It may be that our producers and artistic directors don't know a good play when they read it. I am never sure how much any of them knows about dramatic literature, its past and its prospects. (I've often thought of teaching a course called "Literacy for Producers." But how many of them would confess their condition by enrolling?) Certainly their sense of it is alarmingly narrow: A scattering of today's "hot" writers; a few 10-best lists from the recent past; a smattering of current and currently revived British or Irish works. Of the vast and complex world of European and Asian playwriting they know nothing except via London. When London busies itself, as it currently does, with restaging old American musicals and staging American movies, all sense of foreign life vanishes from our theaterespecially unwise when our country is increasingly at loggerheads with the world.
As with plays, so with actors, the theater's other basic nutrient. I don't deny that people buy tickets to see actual stage stars, like Hugh Jackman, or to help create new ones, like the Chenoweth-Menzel duo in Wicked. This is the public's glorious prerogative. But the myth that untrained movie and TV nobodies guarantee box office is just thata myth, created by a pop media world isolated from the theater's reality. This year hopefully represented the myth's nadir; no producer is likely to announce Jasmine Guy, Ashley Judd, and Melora Walters in The Three Sisters anytime soon. Futile on Broadway, the practice is ludicrous for Off-Broadway, with its intimate houses, limited runs, and an audience more likely to recognize Cherry Jones than Liv Tyler. Trusting the audience is one of those basic principles our theaters have increasingly held in abeyance, like knowing the world and believing in the play.

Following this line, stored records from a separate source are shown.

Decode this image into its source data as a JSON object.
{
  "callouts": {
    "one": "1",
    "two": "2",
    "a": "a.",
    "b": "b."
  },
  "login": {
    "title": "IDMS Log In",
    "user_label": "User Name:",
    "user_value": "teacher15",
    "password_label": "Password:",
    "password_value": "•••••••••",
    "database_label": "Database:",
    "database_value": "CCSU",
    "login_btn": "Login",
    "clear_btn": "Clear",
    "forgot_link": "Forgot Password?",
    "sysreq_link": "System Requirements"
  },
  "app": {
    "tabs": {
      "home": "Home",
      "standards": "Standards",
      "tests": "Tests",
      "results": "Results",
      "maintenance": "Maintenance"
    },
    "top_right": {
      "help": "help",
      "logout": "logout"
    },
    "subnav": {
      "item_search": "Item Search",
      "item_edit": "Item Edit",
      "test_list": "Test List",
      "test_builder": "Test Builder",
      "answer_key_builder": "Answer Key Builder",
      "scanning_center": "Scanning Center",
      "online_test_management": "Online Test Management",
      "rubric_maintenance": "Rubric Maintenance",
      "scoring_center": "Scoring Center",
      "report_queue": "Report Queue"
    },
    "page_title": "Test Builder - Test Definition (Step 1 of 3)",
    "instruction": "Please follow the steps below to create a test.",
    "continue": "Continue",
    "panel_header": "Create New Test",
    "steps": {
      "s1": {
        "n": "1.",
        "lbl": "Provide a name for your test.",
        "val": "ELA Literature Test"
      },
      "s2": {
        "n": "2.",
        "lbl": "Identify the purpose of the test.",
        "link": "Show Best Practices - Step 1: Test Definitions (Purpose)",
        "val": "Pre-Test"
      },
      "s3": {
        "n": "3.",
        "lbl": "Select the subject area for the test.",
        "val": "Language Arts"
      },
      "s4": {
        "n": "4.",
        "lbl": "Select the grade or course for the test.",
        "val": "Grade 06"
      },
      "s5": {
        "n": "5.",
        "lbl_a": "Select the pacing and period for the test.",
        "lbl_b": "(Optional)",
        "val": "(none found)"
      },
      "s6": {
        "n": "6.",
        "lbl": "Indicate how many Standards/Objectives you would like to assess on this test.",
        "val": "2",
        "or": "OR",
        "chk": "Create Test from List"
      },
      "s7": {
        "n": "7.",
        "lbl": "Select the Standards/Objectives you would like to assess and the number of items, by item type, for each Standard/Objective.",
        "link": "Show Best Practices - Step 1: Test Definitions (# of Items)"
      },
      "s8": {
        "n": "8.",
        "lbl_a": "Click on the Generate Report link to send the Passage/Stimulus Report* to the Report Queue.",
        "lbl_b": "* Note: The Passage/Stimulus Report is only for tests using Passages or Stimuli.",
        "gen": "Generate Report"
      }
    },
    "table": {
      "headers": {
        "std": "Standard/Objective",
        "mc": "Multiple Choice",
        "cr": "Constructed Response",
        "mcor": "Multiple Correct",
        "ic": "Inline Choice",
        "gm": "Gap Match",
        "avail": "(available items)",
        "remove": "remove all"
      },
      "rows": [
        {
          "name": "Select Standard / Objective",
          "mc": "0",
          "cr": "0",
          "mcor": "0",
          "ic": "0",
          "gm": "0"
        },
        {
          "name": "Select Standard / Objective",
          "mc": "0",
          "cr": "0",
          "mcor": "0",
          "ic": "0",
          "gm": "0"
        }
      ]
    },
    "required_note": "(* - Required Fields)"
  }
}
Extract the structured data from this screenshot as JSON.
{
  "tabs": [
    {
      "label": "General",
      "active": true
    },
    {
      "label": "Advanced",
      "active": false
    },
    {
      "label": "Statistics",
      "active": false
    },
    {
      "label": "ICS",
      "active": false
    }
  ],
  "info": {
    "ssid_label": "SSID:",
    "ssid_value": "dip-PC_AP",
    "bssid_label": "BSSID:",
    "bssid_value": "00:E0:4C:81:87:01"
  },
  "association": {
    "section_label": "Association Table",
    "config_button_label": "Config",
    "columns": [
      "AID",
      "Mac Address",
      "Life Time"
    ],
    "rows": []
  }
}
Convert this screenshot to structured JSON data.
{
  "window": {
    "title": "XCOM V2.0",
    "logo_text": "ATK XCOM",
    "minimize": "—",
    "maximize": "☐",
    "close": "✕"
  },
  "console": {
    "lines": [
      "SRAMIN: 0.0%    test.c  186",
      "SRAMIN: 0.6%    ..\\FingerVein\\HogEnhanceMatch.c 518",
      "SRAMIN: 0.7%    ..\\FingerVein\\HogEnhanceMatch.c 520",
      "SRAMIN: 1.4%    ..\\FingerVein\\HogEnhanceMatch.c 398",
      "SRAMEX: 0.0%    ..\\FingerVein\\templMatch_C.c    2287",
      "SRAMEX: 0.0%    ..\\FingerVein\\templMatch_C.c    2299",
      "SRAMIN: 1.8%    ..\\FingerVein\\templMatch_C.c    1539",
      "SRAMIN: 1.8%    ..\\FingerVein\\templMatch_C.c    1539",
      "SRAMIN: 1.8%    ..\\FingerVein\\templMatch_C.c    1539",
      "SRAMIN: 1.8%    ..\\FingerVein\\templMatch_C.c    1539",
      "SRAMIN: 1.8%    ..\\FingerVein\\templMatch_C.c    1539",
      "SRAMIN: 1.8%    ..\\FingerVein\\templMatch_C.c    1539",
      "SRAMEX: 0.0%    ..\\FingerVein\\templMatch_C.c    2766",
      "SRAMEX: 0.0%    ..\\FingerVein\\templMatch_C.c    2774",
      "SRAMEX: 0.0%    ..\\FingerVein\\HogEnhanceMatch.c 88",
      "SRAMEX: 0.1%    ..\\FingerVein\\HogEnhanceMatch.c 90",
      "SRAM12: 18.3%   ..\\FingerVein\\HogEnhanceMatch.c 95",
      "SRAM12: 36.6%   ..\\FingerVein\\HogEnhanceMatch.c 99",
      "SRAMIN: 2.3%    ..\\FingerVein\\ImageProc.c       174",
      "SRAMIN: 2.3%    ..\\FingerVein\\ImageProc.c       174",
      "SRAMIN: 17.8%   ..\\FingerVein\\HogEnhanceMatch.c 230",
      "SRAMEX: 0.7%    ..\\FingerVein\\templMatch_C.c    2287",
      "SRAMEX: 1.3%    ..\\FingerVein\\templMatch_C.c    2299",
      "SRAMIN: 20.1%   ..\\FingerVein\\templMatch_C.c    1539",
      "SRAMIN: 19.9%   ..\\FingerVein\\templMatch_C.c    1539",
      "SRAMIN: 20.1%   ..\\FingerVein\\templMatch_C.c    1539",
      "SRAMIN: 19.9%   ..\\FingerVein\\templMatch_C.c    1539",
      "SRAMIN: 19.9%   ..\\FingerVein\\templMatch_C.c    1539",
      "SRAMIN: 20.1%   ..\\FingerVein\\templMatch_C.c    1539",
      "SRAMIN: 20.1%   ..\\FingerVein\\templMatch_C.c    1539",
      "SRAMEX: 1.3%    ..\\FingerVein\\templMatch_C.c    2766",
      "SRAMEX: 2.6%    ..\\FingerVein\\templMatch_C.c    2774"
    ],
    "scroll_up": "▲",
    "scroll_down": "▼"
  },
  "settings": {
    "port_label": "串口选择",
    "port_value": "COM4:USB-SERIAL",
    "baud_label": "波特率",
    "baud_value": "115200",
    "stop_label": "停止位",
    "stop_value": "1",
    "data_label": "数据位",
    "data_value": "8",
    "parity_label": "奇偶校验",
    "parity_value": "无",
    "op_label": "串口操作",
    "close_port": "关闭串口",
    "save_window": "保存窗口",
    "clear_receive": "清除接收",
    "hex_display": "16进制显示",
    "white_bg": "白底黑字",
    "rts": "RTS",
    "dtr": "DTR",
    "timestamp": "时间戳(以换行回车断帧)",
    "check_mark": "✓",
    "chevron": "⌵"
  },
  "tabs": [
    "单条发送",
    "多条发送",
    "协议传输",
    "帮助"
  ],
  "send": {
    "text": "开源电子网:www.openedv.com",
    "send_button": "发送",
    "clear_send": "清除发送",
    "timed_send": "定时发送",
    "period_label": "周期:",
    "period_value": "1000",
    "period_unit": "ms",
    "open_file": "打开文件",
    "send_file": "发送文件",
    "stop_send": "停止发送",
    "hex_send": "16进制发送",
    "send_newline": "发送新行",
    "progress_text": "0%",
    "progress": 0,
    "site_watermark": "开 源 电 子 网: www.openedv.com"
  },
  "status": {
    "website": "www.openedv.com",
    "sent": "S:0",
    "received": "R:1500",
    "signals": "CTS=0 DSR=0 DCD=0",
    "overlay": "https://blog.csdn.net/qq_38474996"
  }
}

It's easy, now, to see how such principles got laid aside over the past decade. The boom times that produced global capitalism's stranglehold on the world had a parallel effect on our little world. But the boom times are over. Mega-capitalism's empty fraudulence, like that of the dogmatic bureaucracies that have turned the world's great religions into hate machines, has been exposed. We live on a planet that is running out of time; all vital institutions have to be rethought before we destroy the planet, or are destroyed ourselves. The theatera place where much of the rethinking could occurhad better be one of the first, and the people who run it had better take notice. Otherwise, I may not be alone in finding it increasingly easy to do without.